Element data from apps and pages
*** Begin section ***
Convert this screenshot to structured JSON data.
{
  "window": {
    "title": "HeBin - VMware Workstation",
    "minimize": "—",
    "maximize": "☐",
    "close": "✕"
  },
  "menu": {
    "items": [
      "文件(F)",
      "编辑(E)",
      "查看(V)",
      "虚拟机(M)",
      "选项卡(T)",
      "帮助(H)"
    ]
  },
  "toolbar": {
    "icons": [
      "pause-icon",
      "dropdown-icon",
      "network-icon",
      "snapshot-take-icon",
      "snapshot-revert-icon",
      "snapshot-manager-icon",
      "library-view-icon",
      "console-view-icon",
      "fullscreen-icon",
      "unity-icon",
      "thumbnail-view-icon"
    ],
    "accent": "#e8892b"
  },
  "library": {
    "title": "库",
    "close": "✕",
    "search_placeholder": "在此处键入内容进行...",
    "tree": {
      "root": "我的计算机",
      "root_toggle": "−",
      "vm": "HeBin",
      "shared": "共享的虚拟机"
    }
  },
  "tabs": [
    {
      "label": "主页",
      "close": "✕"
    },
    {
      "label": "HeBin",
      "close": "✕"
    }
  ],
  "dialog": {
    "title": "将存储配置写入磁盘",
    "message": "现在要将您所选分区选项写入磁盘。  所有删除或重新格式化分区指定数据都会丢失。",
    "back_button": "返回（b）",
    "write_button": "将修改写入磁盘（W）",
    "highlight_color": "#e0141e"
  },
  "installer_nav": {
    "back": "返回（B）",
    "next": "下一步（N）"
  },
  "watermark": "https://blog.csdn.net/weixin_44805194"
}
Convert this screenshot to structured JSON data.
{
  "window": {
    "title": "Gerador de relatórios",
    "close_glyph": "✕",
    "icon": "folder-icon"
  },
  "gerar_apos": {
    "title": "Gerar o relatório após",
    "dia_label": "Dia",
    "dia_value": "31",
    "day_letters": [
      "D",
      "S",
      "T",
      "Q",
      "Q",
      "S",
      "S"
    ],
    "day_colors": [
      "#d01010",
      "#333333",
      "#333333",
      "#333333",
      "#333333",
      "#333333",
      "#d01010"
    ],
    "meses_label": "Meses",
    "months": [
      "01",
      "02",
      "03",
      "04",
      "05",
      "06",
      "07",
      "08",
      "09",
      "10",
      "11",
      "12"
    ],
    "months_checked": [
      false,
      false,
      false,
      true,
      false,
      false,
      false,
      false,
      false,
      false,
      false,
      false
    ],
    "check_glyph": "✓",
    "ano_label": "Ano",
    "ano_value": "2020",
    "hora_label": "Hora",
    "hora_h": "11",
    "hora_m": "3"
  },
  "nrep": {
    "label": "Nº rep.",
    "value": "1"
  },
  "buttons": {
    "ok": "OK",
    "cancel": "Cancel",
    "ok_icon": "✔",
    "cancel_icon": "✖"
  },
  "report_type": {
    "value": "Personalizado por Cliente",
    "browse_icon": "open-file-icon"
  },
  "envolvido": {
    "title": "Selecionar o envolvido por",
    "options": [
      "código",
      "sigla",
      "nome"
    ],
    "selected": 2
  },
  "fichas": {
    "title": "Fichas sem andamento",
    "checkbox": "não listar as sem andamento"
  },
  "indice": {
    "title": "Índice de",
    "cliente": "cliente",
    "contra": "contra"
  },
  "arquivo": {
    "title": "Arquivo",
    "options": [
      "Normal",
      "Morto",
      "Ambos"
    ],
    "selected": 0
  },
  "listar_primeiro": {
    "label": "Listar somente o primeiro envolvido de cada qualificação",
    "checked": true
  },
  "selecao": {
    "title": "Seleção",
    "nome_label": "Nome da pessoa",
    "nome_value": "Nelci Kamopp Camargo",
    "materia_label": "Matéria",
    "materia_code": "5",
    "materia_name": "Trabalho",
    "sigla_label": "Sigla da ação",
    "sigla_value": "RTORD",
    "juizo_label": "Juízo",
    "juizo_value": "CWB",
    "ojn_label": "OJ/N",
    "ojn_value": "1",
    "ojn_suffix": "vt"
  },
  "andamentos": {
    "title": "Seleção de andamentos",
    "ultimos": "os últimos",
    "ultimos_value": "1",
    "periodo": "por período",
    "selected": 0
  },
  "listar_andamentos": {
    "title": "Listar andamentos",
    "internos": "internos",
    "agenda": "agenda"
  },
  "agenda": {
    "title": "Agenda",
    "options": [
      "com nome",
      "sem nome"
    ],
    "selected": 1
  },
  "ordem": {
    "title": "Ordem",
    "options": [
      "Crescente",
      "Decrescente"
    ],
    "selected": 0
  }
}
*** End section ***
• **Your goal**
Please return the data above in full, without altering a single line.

• **Exercise solution**
Convert this screenshot to structured JSON data.
{
  "window": {
    "title": "HeBin - VMware Workstation",
    "minimize": "—",
    "maximize": "☐",
    "close": "✕"
  },
  "menu": {
    "items": [
      "文件(F)",
      "编辑(E)",
      "查看(V)",
      "虚拟机(M)",
      "选项卡(T)",
      "帮助(H)"
    ]
  },
  "toolbar": {
    "icons": [
      "pause-icon",
      "dropdown-icon",
      "network-icon",
      "snapshot-take-icon",
      "snapshot-revert-icon",
      "snapshot-manager-icon",
      "library-view-icon",
      "console-view-icon",
      "fullscreen-icon",
      "unity-icon",
      "thumbnail-view-icon"
    ],
    "accent": "#e8892b"
  },
  "library": {
    "title": "库",
    "close": "✕",
    "search_placeholder": "在此处键入内容进行...",
    "tree": {
      "root": "我的计算机",
      "root_toggle": "−",
      "vm": "HeBin",
      "shared": "共享的虚拟机"
    }
  },
  "tabs": [
    {
      "label": "主页",
      "close": "✕"
    },
    {
      "label": "HeBin",
      "close": "✕"
    }
  ],
  "dialog": {
    "title": "将存储配置写入磁盘",
    "message": "现在要将您所选分区选项写入磁盘。  所有删除或重新格式化分区指定数据都会丢失。",
    "back_button": "返回（b）",
    "write_button": "将修改写入磁盘（W）",
    "highlight_color": "#e0141e"
  },
  "installer_nav": {
    "back": "返回（B）",
    "next": "下一步（N）"
  },
  "watermark": "https://blog.csdn.net/weixin_44805194"
}
Convert this screenshot to structured JSON data.
{
  "window": {
    "title": "Gerador de relatórios",
    "close_glyph": "✕",
    "icon": "folder-icon"
  },
  "gerar_apos": {
    "title": "Gerar o relatório após",
    "dia_label": "Dia",
    "dia_value": "31",
    "day_letters": [
      "D",
      "S",
      "T",
      "Q",
      "Q",
      "S",
      "S"
    ],
    "day_colors": [
      "#d01010",
      "#333333",
      "#333333",
      "#333333",
      "#333333",
      "#333333",
      "#d01010"
    ],
    "meses_label": "Meses",
    "months": [
      "01",
      "02",
      "03",
      "04",
      "05",
      "06",
      "07",
      "08",
      "09",
      "10",
      "11",
      "12"
    ],
    "months_checked": [
      false,
      false,
      false,
      true,
      false,
      false,
      false,
      false,
      false,
      false,
      false,
      false
    ],
    "check_glyph": "✓",
    "ano_label": "Ano",
    "ano_value": "2020",
    "hora_label": "Hora",
    "hora_h": "11",
    "hora_m": "3"
  },
  "nrep": {
    "label": "Nº rep.",
    "value": "1"
  },
  "buttons": {
    "ok": "OK",
    "cancel": "Cancel",
    "ok_icon": "✔",
    "cancel_icon": "✖"
  },
  "report_type": {
    "value": "Personalizado por Cliente",
    "browse_icon": "open-file-icon"
  },
  "envolvido": {
    "title": "Selecionar o envolvido por",
    "options": [
      "código",
      "sigla",
      "nome"
    ],
    "selected": 2
  },
  "fichas": {
    "title": "Fichas sem andamento",
    "checkbox": "não listar as sem andamento"
  },
  "indice": {
    "title": "Índice de",
    "cliente": "cliente",
    "contra": "contra"
  },
  "arquivo": {
    "title": "Arquivo",
    "options": [
      "Normal",
      "Morto",
      "Ambos"
    ],
    "selected": 0
  },
  "listar_primeiro": {
    "label": "Listar somente o primeiro envolvido de cada qualificação",
    "checked": true
  },
  "selecao": {
    "title": "Seleção",
    "nome_label": "Nome da pessoa",
    "nome_value": "Nelci Kamopp Camargo",
    "materia_label": "Matéria",
    "materia_code": "5",
    "materia_name": "Trabalho",
    "sigla_label": "Sigla da ação",
    "sigla_value": "RTORD",
    "juizo_label": "Juízo",
    "juizo_value": "CWB",
    "ojn_label": "OJ/N",
    "ojn_value": "1",
    "ojn_suffix": "vt"
  },
  "andamentos": {
    "title": "Seleção de andamentos",
    "ultimos": "os últimos",
    "ultimos_value": "1",
    "periodo": "por período",
    "selected": 0
  },
  "listar_andamentos": {
    "title": "Listar andamentos",
    "internos": "internos",
    "agenda": "agenda"
  },
  "agenda": {
    "title": "Agenda",
    "options": [
      "com nome",
      "sem nome"
    ],
    "selected": 1
  },
  "ordem": {
    "title": "Ordem",
    "options": [
      "Crescente",
      "Decrescente"
    ],
    "selected": 0
  }
}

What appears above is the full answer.